▶ [WHAT THE TASK ASKS]: All lines in the data below carrying the string "from" are to be located and copied.

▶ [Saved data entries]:
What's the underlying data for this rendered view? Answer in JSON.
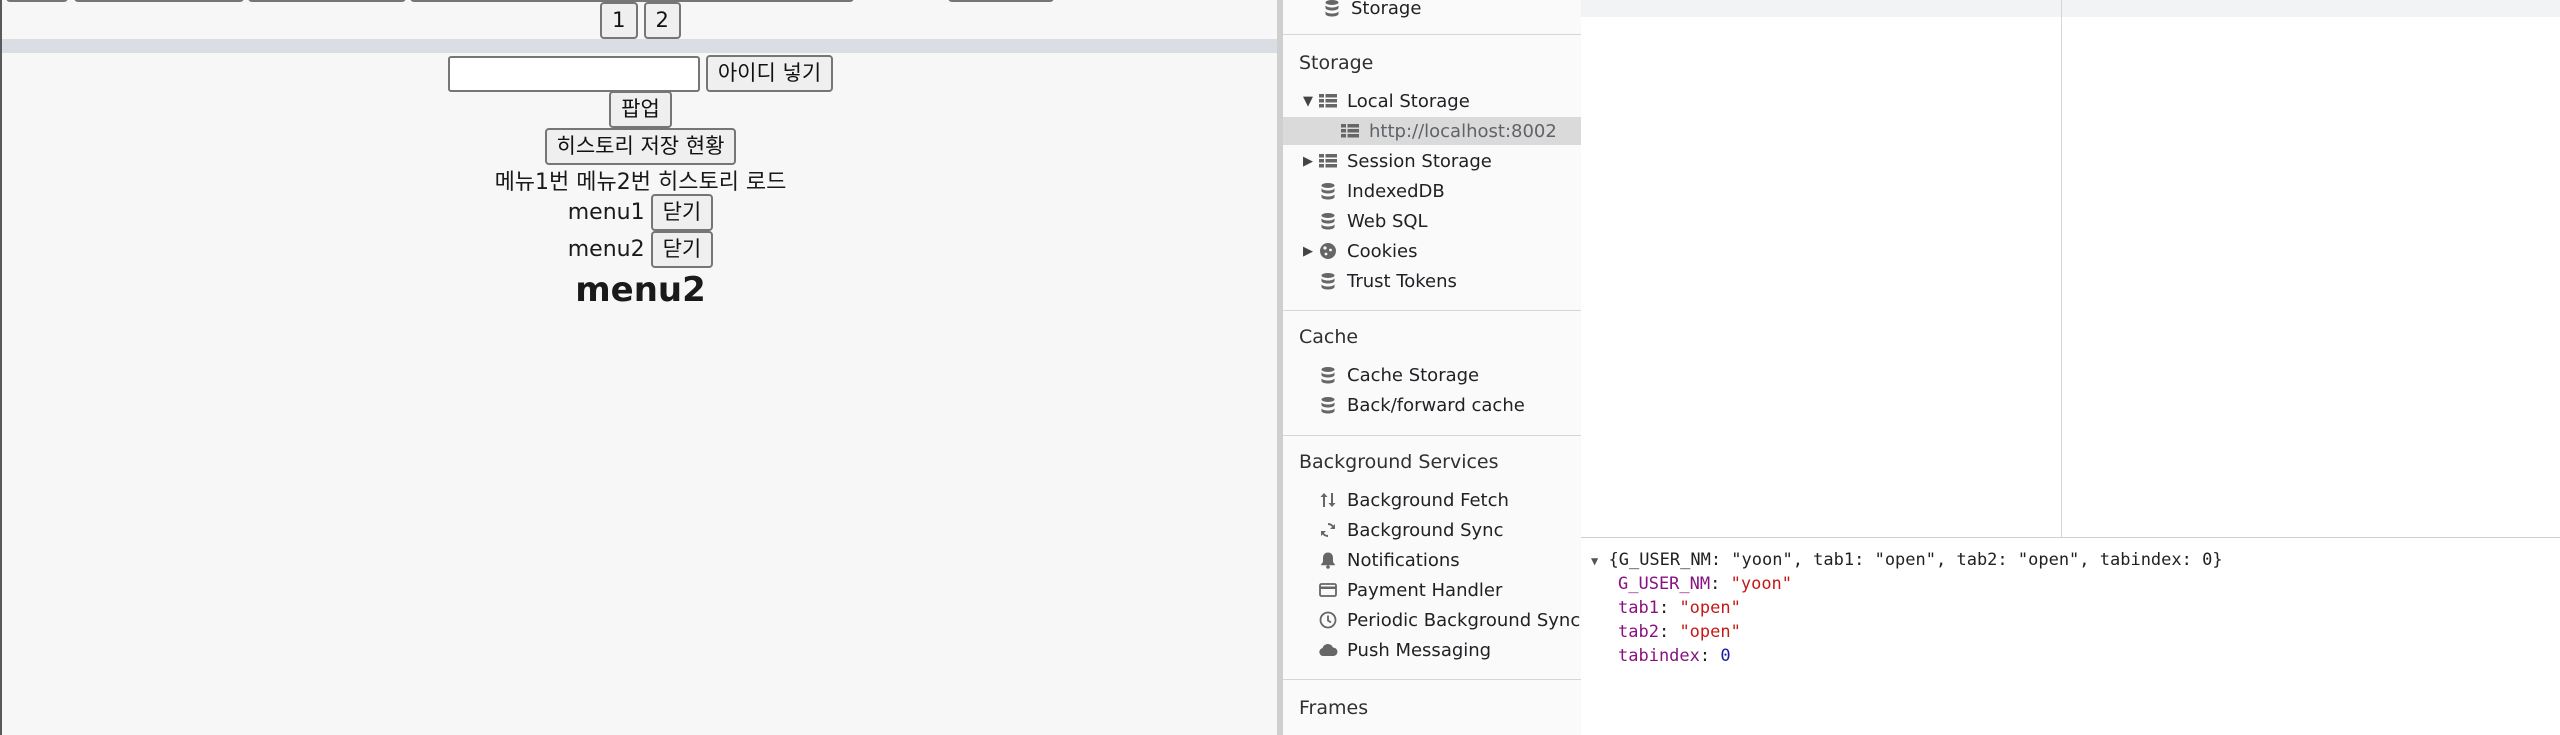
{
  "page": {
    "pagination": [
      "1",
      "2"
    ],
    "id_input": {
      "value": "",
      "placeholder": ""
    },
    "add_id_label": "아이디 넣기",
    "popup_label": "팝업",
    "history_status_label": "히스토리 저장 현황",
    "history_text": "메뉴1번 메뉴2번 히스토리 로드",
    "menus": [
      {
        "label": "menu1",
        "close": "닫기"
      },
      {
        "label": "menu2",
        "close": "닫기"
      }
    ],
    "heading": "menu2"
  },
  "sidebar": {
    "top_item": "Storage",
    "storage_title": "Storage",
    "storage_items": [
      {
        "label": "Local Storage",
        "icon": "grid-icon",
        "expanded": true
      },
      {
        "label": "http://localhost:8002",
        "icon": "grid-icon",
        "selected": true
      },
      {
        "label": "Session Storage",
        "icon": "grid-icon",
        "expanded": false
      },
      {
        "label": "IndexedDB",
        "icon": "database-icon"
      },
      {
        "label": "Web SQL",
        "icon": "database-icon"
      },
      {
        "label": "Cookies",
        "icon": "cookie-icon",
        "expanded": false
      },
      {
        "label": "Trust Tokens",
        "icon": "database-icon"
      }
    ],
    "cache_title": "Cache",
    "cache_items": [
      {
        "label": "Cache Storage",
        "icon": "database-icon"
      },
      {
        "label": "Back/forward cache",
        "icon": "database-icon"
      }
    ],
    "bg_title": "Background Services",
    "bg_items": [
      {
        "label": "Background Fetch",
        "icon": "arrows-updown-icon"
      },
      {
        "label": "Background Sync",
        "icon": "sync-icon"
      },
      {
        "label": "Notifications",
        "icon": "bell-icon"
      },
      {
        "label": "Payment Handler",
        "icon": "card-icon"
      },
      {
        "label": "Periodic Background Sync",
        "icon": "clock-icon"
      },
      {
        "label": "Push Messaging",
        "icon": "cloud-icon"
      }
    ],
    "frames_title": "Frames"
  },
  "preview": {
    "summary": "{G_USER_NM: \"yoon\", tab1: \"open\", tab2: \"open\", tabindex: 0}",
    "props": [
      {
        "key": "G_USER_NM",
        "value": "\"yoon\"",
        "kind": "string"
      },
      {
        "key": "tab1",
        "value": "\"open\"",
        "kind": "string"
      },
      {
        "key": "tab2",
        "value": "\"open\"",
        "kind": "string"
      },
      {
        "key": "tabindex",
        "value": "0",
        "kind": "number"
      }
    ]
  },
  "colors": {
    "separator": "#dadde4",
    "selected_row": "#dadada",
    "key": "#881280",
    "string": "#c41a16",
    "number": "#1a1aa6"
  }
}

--

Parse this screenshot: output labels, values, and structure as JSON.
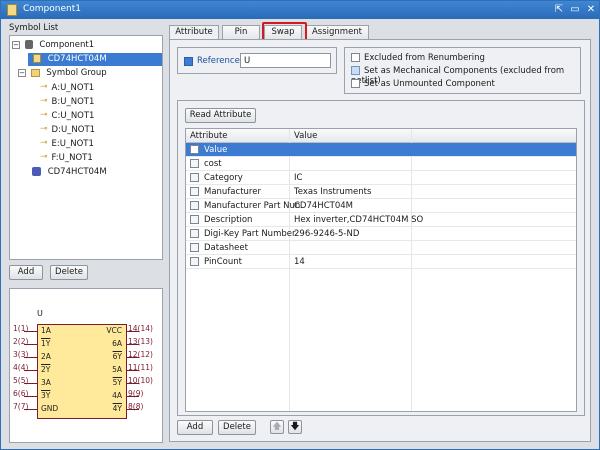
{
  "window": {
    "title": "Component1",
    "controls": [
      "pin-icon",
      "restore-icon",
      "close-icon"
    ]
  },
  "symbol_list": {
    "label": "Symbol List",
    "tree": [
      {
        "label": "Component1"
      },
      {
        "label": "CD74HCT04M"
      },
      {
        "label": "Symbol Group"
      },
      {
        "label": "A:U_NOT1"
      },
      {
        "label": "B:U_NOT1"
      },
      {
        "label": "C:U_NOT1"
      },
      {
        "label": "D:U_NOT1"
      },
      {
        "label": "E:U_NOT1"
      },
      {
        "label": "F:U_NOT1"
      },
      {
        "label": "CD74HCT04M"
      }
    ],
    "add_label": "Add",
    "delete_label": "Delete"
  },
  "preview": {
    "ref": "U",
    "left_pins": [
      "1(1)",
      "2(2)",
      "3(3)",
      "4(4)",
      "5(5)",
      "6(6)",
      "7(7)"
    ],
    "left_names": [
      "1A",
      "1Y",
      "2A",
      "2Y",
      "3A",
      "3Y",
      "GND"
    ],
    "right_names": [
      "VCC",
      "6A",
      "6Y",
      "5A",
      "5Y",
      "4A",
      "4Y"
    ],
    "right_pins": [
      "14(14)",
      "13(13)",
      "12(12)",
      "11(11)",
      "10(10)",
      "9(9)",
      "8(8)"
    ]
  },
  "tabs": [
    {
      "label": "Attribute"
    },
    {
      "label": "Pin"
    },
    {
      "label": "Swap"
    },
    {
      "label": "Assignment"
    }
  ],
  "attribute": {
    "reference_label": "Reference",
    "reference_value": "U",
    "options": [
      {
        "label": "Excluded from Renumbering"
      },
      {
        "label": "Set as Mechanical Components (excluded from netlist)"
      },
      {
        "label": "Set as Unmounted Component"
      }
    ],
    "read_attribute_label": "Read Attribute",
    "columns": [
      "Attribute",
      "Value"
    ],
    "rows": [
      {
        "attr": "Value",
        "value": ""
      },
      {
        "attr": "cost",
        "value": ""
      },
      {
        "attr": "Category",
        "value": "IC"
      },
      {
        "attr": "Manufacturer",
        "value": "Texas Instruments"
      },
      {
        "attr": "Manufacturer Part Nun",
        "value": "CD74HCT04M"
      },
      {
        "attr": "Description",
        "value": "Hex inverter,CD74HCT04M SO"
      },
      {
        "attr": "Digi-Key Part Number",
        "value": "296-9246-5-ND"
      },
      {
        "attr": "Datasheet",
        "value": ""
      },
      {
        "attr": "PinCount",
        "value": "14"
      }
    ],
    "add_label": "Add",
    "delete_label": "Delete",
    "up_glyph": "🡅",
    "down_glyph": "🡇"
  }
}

▶ [OUTPUT FOR THIS TASK]:
        "label": "Excluded from Renumbering"
        "label": "Set as Mechanical Components (excluded from netlist)"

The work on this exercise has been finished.